GOAL OF THE EXERCISE:
In the records below, take the line with "Output a JSON" and all lines after it, and copy them exactly, pictures excluded.

*** Opening RECORD EXTRACTS ***

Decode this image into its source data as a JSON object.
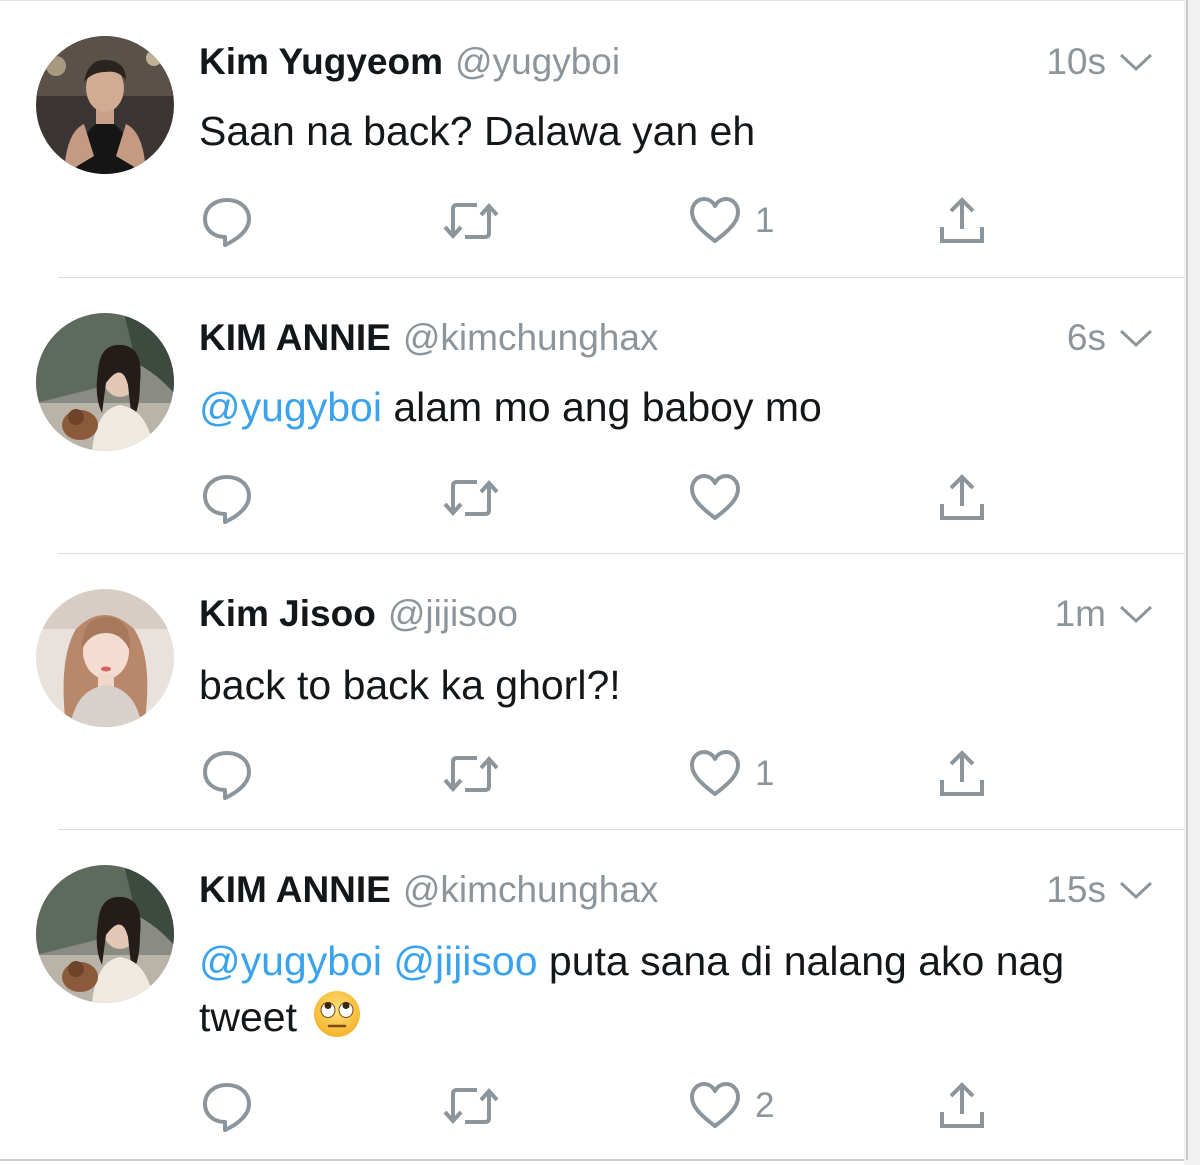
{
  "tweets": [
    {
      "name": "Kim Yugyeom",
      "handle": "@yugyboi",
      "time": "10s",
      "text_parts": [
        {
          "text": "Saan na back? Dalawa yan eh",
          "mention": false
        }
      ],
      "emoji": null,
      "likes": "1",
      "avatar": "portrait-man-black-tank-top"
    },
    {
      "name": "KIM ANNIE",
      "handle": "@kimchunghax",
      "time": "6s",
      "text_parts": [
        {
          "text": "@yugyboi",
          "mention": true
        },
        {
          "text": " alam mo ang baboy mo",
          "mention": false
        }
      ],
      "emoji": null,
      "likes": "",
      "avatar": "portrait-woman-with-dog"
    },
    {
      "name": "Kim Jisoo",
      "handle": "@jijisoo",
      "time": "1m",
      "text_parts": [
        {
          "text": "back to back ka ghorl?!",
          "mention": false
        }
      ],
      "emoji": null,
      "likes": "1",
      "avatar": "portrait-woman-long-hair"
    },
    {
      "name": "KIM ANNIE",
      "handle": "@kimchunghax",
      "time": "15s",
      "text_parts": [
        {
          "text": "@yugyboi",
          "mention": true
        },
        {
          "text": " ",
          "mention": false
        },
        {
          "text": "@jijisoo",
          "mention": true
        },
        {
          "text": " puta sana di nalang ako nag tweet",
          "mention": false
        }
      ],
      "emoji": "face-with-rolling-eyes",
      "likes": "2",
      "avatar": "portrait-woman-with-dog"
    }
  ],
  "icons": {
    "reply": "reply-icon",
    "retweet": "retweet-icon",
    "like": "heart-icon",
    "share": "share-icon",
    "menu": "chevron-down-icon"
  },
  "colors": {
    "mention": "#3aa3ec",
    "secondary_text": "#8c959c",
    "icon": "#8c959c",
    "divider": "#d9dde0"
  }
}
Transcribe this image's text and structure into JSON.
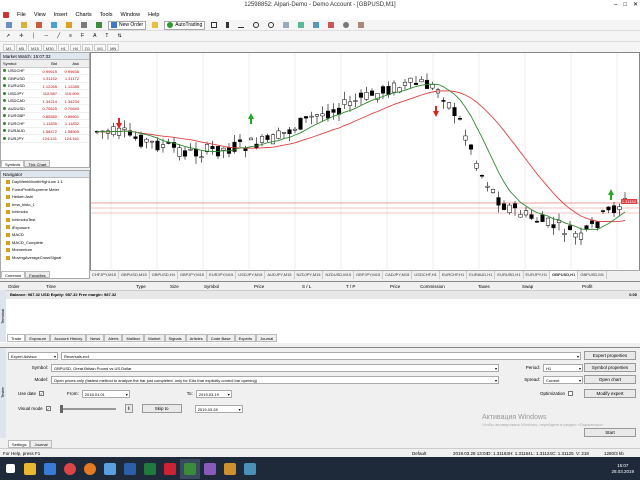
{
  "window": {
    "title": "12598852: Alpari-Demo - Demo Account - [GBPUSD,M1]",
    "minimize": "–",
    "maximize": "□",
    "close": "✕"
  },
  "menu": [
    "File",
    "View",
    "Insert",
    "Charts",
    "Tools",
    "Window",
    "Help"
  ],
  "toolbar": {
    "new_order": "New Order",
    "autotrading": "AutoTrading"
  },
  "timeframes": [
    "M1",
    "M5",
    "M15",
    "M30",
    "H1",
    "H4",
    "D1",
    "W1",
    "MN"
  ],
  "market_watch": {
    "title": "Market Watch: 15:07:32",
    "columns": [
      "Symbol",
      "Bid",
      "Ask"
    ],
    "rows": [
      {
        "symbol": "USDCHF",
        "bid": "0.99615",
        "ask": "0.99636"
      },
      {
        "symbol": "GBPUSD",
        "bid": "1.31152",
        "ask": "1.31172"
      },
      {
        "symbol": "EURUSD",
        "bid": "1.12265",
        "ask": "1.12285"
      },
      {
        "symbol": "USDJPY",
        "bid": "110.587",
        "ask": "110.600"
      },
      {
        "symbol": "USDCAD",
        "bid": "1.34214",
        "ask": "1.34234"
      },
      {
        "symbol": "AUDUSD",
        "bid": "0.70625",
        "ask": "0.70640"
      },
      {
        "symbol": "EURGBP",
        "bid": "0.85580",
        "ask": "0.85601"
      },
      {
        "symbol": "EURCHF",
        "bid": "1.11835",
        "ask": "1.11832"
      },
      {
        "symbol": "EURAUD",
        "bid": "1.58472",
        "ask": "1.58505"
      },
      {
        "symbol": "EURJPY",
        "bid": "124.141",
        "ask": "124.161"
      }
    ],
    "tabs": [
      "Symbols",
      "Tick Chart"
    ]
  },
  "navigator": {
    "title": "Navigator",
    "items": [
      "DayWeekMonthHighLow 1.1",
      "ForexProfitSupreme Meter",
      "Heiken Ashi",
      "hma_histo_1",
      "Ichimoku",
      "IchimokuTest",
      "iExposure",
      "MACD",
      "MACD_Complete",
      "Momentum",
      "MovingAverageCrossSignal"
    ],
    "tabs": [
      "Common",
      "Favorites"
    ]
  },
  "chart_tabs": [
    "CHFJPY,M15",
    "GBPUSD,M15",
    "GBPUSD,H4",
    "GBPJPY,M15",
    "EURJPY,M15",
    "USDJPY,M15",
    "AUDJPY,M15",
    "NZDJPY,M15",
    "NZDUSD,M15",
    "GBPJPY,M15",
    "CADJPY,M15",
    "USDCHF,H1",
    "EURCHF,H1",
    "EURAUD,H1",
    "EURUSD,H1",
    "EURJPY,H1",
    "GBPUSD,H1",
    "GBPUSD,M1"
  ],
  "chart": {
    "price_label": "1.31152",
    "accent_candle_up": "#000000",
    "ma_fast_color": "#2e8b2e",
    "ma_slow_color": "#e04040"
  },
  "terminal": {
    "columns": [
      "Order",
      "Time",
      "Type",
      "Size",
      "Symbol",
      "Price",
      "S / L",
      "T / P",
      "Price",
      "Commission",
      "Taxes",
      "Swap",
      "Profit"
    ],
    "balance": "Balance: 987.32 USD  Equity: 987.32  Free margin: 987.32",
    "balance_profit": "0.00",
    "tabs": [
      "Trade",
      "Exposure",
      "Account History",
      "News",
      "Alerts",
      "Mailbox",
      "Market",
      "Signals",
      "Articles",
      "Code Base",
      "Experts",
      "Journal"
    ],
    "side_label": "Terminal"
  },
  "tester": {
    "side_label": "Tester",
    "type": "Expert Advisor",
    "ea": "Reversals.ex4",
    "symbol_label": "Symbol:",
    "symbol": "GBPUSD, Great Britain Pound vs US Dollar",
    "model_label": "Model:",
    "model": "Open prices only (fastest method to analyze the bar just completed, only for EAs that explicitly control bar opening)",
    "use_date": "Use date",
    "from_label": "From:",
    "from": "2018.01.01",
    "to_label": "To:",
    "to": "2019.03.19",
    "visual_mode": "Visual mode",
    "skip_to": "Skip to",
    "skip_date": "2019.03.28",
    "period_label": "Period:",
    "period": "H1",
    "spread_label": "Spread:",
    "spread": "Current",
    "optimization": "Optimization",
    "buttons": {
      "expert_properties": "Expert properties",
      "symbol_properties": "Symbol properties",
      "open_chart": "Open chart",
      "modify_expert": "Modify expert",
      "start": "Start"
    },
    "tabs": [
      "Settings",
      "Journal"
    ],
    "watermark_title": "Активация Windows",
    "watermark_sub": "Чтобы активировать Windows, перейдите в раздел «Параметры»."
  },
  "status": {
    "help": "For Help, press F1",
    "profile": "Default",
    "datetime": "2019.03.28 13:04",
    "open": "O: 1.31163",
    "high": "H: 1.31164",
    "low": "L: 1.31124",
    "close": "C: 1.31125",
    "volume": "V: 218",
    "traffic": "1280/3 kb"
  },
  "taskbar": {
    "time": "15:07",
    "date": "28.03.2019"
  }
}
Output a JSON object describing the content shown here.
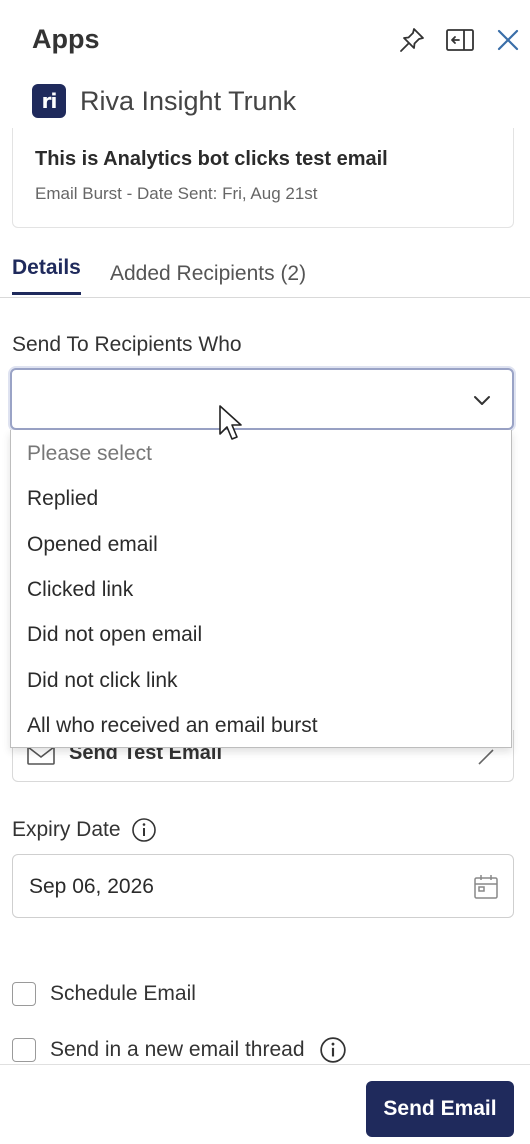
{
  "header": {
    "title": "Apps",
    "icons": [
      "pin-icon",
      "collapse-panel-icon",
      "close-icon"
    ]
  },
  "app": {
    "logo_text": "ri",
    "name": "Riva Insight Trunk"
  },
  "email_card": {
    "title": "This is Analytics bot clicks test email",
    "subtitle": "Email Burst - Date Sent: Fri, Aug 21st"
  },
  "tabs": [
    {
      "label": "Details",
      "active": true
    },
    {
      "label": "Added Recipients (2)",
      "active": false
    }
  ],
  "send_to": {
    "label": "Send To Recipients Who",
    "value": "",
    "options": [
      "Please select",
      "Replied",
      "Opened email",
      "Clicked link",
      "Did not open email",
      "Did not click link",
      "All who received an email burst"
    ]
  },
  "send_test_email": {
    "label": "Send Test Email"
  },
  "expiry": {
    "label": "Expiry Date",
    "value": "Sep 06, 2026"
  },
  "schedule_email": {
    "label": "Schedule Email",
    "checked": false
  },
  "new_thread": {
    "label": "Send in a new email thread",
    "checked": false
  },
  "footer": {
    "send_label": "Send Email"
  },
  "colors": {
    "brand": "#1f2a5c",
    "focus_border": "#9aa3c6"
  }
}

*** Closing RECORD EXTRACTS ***

WRITTEN ANSWER:
Output a JSON object describing the content shown here.
{
  "header": {
    "title": "Apps",
    "icons": [
      "pin-icon",
      "collapse-panel-icon",
      "close-icon"
    ]
  },
  "app": {
    "logo_text": "ri",
    "name": "Riva Insight Trunk"
  },
  "email_card": {
    "title": "This is Analytics bot clicks test email",
    "subtitle": "Email Burst - Date Sent: Fri, Aug 21st"
  },
  "tabs": [
    {
      "label": "Details",
      "active": true
    },
    {
      "label": "Added Recipients (2)",
      "active": false
    }
  ],
  "send_to": {
    "label": "Send To Recipients Who",
    "value": "",
    "options": [
      "Please select",
      "Replied",
      "Opened email",
      "Clicked link",
      "Did not open email",
      "Did not click link",
      "All who received an email burst"
    ]
  },
  "send_test_email": {
    "label": "Send Test Email"
  },
  "expiry": {
    "label": "Expiry Date",
    "value": "Sep 06, 2026"
  },
  "schedule_email": {
    "label": "Schedule Email",
    "checked": false
  },
  "new_thread": {
    "label": "Send in a new email thread",
    "checked": false
  },
  "footer": {
    "send_label": "Send Email"
  },
  "colors": {
    "brand": "#1f2a5c",
    "focus_border": "#9aa3c6"
  }
}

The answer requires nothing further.